September 9th, 2012 in Astronomy & Space / Space Exploration
This image released by NASA on August 9, 2012 shows a view taken by NASA's Mars rover Curiosity. Instead of a warm, wet and possibly life-bearing planet as some scientists contend, early Mars may have been a hostile and volatile place with frequent volcanic outbursts, a study said Sunday.


This image released by NASA on August 9, 2012 shows a view taken by NASA's Mars rover Curiosity. Instead of a warm, wet and possibly life-bearing planet as some scientists contend, early Mars may have been a hostile and volatile place with frequent volcanic outbursts, a study said Sunday.

Instead of a warm, wet and possibly life-bearing planet as some scientists contend, early Mars may have been a hostile and volatile place with frequent volcanic outbursts, a study said Sunday.

Earlier research had theorised that certain minerals detected on the surface of the indicated the presence of clay formed when water weathered surface rock some 3.7 billion years ago.

This would also have meant the planet was warmer and wetter then, boosting chances that it could have nurtured life forms.

But new research by a team from France and the United States said the minerals, including iron and magnesium, may instead have been deposited by water-rich , a mixture of molten and part- beneath Earth's surface.

Alain Meunier of France's Universite de Poitiers and a team studied at Mururoa atoll in that seem similar to martian examples, and showed they were formed from precipitation of lava.

Martian clays were not all formed by the action of liquid water
Particles of clay cover the surfaces of crystals in the subaerial basalt flow of the Mururoa Guyot (French Polynesia). Similar clays may have formed in the basaltic rocks of the Noachian crust on Mars (in yellow) which were probably not totally degassed.
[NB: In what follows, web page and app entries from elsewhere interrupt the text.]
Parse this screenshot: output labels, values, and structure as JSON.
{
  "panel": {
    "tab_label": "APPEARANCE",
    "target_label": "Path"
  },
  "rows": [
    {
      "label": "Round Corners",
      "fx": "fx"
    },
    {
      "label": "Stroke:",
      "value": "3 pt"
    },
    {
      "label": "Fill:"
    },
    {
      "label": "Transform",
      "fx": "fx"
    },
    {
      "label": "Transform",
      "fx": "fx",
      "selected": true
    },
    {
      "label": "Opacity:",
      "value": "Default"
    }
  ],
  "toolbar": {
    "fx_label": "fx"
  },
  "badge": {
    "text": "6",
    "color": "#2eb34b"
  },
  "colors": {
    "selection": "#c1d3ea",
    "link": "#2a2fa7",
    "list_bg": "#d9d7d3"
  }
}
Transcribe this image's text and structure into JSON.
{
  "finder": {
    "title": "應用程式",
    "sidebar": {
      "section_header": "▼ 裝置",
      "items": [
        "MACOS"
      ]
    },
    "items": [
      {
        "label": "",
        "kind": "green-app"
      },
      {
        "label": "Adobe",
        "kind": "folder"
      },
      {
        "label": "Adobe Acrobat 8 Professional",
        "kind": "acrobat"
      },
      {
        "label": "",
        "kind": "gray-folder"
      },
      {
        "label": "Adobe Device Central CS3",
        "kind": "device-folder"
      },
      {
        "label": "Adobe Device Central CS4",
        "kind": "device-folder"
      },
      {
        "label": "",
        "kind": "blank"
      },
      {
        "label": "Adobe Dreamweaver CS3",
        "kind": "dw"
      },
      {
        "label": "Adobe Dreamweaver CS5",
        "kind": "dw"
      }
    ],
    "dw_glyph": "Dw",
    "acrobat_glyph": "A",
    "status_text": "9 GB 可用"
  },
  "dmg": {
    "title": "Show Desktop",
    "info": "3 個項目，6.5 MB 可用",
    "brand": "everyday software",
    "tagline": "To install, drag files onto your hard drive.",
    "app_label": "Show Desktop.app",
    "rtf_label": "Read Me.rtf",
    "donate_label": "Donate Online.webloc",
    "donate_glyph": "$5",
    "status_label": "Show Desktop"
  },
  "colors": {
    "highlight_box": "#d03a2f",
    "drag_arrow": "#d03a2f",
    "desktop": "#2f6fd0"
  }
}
They could not have formed in Hesperian rocks (in green) which were totally degassed. Credit: A. Meunier and S. Riffaut

The same process has also occurred at other locations on Earth, including the Parana basin in Brazil, said the study in Nature .
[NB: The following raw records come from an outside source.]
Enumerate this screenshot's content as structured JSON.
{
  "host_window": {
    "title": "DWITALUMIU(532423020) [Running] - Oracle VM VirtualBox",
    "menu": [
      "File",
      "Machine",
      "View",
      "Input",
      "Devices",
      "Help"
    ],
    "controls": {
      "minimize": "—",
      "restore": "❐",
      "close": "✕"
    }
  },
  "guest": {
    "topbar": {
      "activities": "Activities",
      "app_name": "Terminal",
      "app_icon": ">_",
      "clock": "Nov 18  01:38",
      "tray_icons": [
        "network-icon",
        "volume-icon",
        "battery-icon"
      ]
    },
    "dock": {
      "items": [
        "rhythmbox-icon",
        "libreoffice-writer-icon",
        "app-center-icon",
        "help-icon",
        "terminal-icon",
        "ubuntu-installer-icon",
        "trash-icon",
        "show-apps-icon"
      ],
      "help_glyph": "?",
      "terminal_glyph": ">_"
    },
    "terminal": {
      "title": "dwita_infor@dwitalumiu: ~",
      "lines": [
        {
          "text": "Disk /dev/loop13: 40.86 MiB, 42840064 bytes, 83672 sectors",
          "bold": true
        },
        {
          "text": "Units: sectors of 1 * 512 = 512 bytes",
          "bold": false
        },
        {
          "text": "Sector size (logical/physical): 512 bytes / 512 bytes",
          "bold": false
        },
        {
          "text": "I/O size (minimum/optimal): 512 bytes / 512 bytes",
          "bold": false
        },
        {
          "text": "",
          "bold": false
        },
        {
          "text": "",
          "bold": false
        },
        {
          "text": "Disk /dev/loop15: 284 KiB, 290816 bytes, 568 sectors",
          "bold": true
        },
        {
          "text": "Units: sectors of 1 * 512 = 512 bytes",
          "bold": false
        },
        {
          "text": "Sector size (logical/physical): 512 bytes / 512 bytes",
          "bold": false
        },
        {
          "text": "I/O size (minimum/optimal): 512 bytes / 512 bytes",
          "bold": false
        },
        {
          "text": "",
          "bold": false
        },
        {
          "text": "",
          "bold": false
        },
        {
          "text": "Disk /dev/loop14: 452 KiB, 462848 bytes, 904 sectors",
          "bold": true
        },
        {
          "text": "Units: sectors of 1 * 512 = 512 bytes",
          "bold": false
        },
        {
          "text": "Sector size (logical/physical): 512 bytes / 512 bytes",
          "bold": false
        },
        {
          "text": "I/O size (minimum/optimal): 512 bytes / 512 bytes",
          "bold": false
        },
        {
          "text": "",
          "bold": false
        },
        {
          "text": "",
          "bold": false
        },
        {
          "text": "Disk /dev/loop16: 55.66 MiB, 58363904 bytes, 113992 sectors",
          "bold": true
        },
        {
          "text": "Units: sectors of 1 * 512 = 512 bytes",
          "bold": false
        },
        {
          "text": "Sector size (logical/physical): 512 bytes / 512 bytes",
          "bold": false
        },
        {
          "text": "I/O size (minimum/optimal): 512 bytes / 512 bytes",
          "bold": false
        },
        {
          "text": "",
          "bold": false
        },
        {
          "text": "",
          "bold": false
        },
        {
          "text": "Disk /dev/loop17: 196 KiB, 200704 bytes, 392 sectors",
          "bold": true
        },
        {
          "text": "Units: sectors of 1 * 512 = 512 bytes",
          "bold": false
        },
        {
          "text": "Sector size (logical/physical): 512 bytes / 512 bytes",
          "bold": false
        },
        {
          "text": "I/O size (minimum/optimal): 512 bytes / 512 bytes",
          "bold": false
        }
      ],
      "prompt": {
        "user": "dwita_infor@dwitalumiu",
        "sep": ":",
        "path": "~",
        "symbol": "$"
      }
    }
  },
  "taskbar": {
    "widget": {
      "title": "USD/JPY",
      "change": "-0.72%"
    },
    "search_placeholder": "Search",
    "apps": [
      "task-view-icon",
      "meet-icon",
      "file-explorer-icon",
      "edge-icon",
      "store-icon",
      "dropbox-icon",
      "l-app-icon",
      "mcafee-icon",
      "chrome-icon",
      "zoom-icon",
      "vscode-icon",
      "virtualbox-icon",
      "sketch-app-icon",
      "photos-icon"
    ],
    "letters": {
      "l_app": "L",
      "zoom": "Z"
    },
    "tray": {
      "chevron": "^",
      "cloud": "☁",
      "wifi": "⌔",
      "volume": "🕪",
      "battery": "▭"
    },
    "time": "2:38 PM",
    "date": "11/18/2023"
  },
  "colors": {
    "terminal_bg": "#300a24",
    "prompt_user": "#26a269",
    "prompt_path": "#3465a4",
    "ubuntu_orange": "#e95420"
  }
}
"To crystallise, clays need water but not necessarily . In other words, clays are not exclusively typical of soils or altered rocks; they may crystallise also directly from magmas," Meunier told AFP by email.

"Magmatic clays have no climatic significance. Consequently, they cannot be used to prove that the planet was habitable or not during its early history."

If the theory is correct, it "would imply that early Mars may not have been as habitable as previously thought at the time when Earth's life was taking hold," University of Colorado geologist Brian Hynek wrote in a comment.

Two years ago, the same publication carried a study suggesting that a huge, potentially life-giving sea likely covered more than a third of early Mars as single-cell life forms were emerging on our own planet.

The authors of that study said the Red Planet probably had an Earth-like water cycle including precipitation, runoff, cloud formation, ice formation and groundwater accumulation.

Recent probes of our neighbour planet has found no liquid water, though ice has been discovered at the poles. All known life forms need water so the existence of a water source could point to a haven for primitive life.

Hynek said only on-the-spot examination of Mars' clay minerals can provide conclusive proof of their origin.

Two rovers that humans have placed on Mars, Opportunity which landed in 2004 and Curiosity earlier this year, may contribute such evidence.

More information: DOI: 10.1038/ngeo1572

CNRS press release

(c) 2012 AFP

"Early Mars may not have been hospitable after all: study." September 9th, 2012. http://phys.org/news/2012-09-early-mars-hospitable.html